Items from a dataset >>
______

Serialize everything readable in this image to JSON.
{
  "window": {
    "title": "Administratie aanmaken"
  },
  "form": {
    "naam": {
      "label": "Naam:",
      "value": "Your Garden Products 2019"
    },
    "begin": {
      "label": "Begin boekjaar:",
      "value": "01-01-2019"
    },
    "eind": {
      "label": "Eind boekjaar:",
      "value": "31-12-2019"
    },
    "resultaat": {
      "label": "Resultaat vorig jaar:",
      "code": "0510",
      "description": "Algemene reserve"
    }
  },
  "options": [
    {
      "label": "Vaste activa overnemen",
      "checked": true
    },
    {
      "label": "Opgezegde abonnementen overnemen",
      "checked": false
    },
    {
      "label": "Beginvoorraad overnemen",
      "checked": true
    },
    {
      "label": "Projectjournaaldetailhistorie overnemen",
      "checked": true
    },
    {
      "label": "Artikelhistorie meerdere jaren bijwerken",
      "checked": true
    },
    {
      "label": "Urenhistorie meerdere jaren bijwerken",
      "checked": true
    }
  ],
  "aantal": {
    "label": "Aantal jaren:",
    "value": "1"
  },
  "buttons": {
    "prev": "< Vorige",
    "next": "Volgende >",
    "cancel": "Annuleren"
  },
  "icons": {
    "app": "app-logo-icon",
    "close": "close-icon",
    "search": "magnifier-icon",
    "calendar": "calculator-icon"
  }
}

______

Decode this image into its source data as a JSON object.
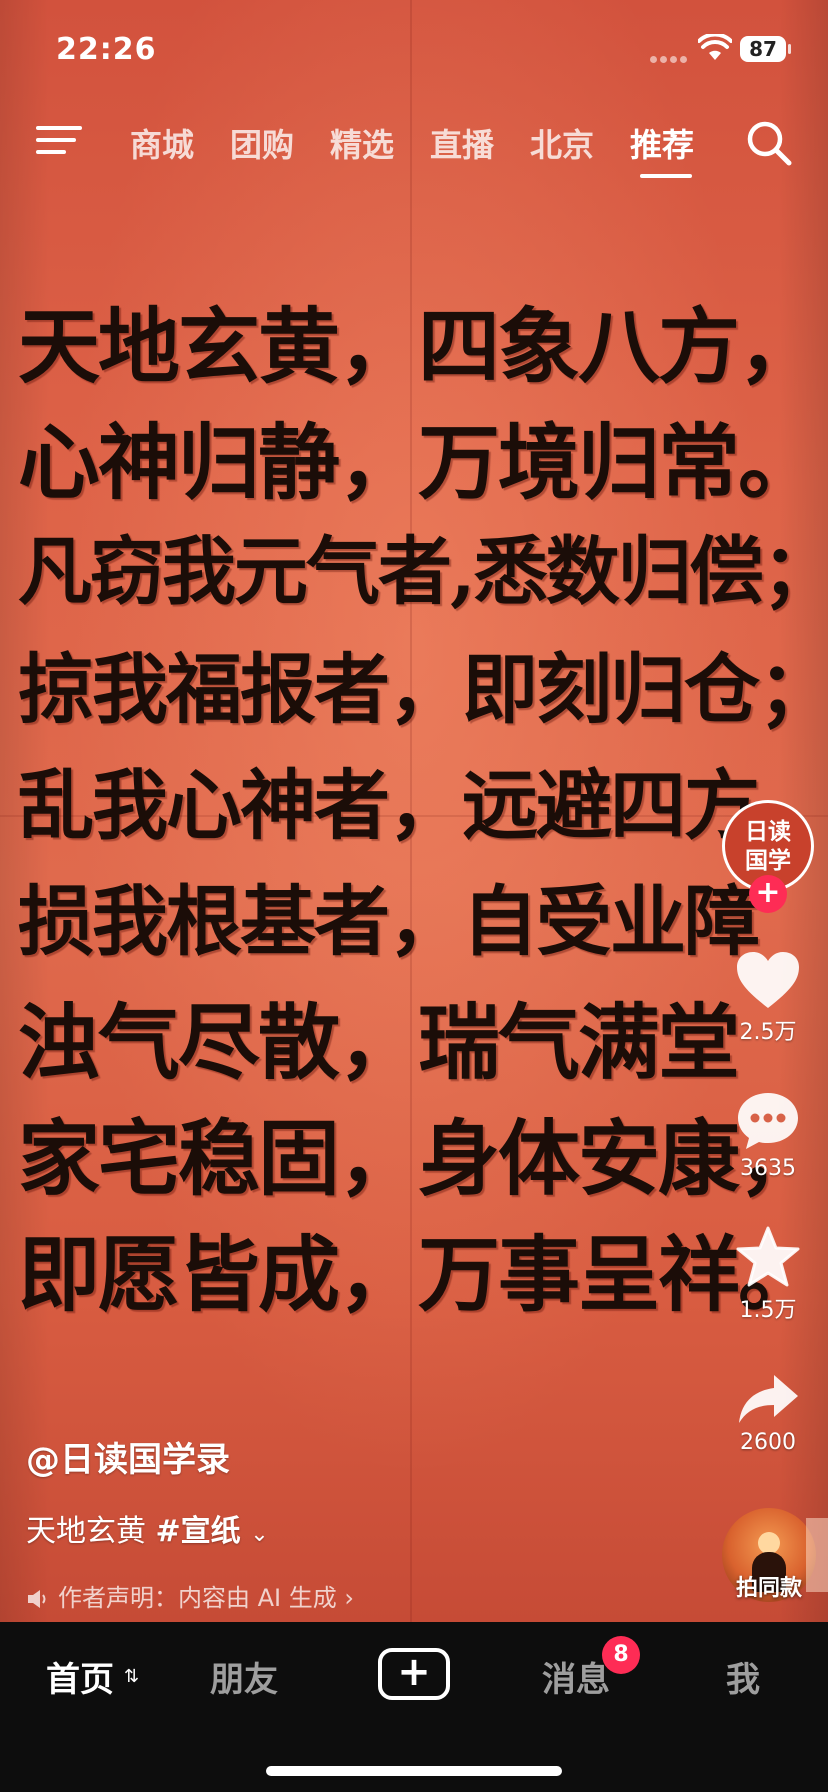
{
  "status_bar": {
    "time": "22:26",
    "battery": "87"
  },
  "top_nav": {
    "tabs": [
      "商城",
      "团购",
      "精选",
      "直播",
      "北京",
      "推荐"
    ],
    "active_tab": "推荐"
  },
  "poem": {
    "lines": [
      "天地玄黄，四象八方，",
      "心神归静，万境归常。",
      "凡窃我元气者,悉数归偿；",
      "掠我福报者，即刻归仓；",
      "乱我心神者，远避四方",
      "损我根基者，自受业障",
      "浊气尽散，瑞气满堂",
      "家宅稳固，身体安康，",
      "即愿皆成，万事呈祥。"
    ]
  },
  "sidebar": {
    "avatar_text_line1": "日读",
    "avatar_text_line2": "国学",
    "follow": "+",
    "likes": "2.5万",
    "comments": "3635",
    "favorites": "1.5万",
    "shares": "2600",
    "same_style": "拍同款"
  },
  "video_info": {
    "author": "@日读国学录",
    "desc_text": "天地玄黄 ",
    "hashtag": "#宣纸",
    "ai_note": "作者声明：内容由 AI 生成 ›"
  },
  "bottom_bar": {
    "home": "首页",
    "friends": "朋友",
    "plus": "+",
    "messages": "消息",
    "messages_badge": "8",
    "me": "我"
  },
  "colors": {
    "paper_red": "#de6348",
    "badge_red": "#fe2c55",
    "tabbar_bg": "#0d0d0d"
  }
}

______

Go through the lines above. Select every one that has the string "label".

RESPONSE TO THE TASK >>
      "label": "Naam:",
      "label": "Begin boekjaar:",
      "label": "Eind boekjaar:",
      "label": "Resultaat vorig jaar:",
      "label": "Vaste activa overnemen",
      "label": "Opgezegde abonnementen overnemen",
      "label": "Beginvoorraad overnemen",
      "label": "Projectjournaaldetailhistorie overnemen",
      "label": "Artikelhistorie meerdere jaren bijwerken",
      "label": "Urenhistorie meerdere jaren bijwerken",
    "label": "Aantal jaren:",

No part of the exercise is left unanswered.